Published online: 22 November 2006; | doi:10.1038/news061120-9

Human genome more variable than previously thought

Surprisingly large segments of DNA found to differ from person to person.

Helen Pearson

How alike are you and me? About 99.5%

Nearly six years after the sequence of the human genome was sketched out, one might assume that researchers had worked out what all that DNA means. But a new investigation has left them wondering just how similar one person's genome is to another's.

Geneticists have generally assumed that your string of DNA 'letters' is 99.9% identical to that of your neighbour's, with differences in the odd individual letter. These differences make each person genetically unique — influencing everything from appearance and personality to susceptibility to disease.

But hold on, say the authors of a new study published in Nature1. They have identified surprisingly large chunks of the genome that can differ dramatically from one person to the next. "Everyone has a unique pattern," says one of the lead authors, Matthew Hurles at the Wellcome Trust Sanger Institute in Cambridge, UK.

The differences in question - made up of stretches of DNA that span tens to hundreds of thousands of chemical letters — are called 'copy-number variants', or CNVs. Within a given stretch of DNA, one person may carry one copy of a DNA segment, another may have two, three or more. The region might be completely absent from a third person's genome. And sometimes the segments are shuffled up in different ways.

[...]

Same but different

3,080 million 'letters' of DNA in the human genome 22,205 genes, by one recent estimate 10 million single-letter changes (SNPs) — that's only 0.3% of the genome 1,447 copy-number variants, covering a surprisingly large 12% of the genome

About 99.5% similarity between two random people's DNA

They found nearly 1,500 such regions, taking up some 12% of the human genome. That doesn't mean that your DNA is 12% different from mine (or 88% similar), because any two people's DNA will differ at only a handful of these spots.

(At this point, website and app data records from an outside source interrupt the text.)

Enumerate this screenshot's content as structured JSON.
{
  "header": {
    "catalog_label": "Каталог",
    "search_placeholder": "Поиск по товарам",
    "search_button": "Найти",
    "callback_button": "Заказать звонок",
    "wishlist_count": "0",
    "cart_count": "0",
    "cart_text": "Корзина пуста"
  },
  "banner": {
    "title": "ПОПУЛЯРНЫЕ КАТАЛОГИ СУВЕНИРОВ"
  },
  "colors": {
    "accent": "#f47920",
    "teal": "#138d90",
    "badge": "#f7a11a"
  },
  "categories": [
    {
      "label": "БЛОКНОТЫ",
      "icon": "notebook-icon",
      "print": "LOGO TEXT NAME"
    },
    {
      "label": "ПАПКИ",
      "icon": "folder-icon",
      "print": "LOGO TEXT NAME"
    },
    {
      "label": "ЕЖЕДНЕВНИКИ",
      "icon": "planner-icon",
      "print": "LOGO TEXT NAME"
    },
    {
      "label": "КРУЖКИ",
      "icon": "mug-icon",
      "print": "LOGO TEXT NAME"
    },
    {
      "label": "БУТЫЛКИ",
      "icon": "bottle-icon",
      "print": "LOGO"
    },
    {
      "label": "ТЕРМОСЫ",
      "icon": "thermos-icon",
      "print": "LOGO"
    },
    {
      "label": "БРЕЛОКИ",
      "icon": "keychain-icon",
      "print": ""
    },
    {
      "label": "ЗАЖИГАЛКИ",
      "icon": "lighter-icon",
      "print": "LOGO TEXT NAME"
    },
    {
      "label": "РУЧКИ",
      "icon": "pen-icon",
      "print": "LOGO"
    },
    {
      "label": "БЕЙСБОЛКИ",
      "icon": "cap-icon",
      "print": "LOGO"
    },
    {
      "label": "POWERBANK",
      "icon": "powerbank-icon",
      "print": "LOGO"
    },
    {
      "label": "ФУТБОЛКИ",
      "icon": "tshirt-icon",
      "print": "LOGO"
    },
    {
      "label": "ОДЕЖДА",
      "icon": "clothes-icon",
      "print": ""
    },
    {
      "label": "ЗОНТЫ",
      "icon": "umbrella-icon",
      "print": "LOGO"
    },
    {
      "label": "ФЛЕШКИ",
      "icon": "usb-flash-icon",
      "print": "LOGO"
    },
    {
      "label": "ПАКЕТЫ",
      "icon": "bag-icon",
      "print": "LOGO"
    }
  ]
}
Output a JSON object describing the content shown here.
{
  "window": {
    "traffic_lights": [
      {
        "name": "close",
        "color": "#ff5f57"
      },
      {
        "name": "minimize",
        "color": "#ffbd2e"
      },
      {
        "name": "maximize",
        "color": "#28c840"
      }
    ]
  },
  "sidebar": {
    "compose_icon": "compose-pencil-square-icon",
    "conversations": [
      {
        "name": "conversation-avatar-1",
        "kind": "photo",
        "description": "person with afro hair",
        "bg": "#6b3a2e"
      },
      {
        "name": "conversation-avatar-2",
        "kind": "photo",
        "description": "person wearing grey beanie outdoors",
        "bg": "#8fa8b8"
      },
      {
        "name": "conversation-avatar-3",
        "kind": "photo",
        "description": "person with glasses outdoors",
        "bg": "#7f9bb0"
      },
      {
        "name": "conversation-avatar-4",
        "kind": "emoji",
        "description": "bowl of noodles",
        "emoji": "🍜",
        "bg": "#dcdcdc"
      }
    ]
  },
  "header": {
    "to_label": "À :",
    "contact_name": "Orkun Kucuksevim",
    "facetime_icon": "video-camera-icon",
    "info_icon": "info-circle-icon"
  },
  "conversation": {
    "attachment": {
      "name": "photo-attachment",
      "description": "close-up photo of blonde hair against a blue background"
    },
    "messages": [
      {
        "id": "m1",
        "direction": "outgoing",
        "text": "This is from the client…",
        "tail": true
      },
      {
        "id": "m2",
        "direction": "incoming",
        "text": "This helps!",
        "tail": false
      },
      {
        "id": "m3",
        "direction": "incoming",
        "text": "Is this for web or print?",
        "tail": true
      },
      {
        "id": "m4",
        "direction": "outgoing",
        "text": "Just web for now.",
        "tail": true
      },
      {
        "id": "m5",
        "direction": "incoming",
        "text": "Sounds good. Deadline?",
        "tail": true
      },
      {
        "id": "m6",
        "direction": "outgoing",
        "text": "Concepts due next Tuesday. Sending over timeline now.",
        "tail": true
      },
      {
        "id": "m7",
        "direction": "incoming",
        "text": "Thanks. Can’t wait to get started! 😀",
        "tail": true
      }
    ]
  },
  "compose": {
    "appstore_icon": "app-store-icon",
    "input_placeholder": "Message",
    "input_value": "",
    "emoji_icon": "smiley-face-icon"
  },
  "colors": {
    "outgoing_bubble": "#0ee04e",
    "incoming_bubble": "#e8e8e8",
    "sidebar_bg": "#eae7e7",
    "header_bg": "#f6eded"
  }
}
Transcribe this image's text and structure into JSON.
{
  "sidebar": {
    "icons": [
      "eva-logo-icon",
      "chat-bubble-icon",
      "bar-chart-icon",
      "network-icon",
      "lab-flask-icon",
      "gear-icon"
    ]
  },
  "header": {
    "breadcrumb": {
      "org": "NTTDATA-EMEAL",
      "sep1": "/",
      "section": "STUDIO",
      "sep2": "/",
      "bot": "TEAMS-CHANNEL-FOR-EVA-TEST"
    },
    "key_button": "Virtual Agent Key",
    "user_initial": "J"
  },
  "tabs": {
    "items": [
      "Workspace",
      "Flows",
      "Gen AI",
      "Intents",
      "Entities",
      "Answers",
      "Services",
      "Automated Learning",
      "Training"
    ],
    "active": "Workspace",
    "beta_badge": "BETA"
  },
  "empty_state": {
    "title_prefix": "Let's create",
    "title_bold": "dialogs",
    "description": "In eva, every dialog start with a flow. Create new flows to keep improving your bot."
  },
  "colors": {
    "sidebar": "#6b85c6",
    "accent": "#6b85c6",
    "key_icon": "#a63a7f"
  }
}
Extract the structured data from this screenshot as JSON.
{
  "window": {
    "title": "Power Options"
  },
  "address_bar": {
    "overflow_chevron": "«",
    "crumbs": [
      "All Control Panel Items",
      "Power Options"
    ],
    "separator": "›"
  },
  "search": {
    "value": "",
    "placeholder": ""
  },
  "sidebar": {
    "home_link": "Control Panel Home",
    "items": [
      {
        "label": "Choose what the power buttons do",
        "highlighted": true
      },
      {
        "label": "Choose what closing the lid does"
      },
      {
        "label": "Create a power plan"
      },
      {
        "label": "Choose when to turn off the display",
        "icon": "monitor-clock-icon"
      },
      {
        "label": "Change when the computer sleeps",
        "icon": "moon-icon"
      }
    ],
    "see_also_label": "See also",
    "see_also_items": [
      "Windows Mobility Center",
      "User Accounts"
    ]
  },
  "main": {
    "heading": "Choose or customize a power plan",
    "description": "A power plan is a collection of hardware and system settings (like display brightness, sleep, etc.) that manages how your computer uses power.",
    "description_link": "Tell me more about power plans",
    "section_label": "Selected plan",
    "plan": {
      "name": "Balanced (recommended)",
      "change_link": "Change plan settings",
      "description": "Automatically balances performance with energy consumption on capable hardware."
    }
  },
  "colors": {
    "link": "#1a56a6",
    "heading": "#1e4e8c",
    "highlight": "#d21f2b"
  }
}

According to the team's back-of-the-envelope calculations, one person's DNA is probably 99.5% similar to their neighbour's. Or a bit less. "I've tried to do the calculation and it's very complicated," says Hurles. "It all depends on how you do the accounting."

The answer is also unclear because researchers think that there are many more variable blocks of sequence that are 10,000 or 1,000 letters long and were excluded from the current study. Because of limits with their methods, the new map mainly identified variable chunks larger than 50,000 letters long.

Many of these CNVs are thought to be important in our biology. The team found that 10% of human genes are spanned by these regions, meaning that they might be doubled, deleted or otherwise jumbled in a way that could help to determine whether and when we develop diseases.

CNVs have already been linked with susceptibility to Alzheimer's disease, kidney disease and HIV, among others, and the new map will help researchers to make connections to other conditions. "There's a general expectation that these things are quite influential," Wigler says.

[...]

Scherer and his team have already lined up the only two complete human genome sequences produced by the publicly funded Human Genome Project and the private company Celera. They identified both single-letter changes and small and large regions of variation and report their results in Nature Genetics2.

http://www.nature.com/news/2006/0611...1120-9_pf.html

References
  1. Redon R., et al. Nature, 444. 444 - 454 (2006). | Article |
  2. Khaja R., et al. Nature Genetics, advance online publication doi:10.1038/ng1921 (2006).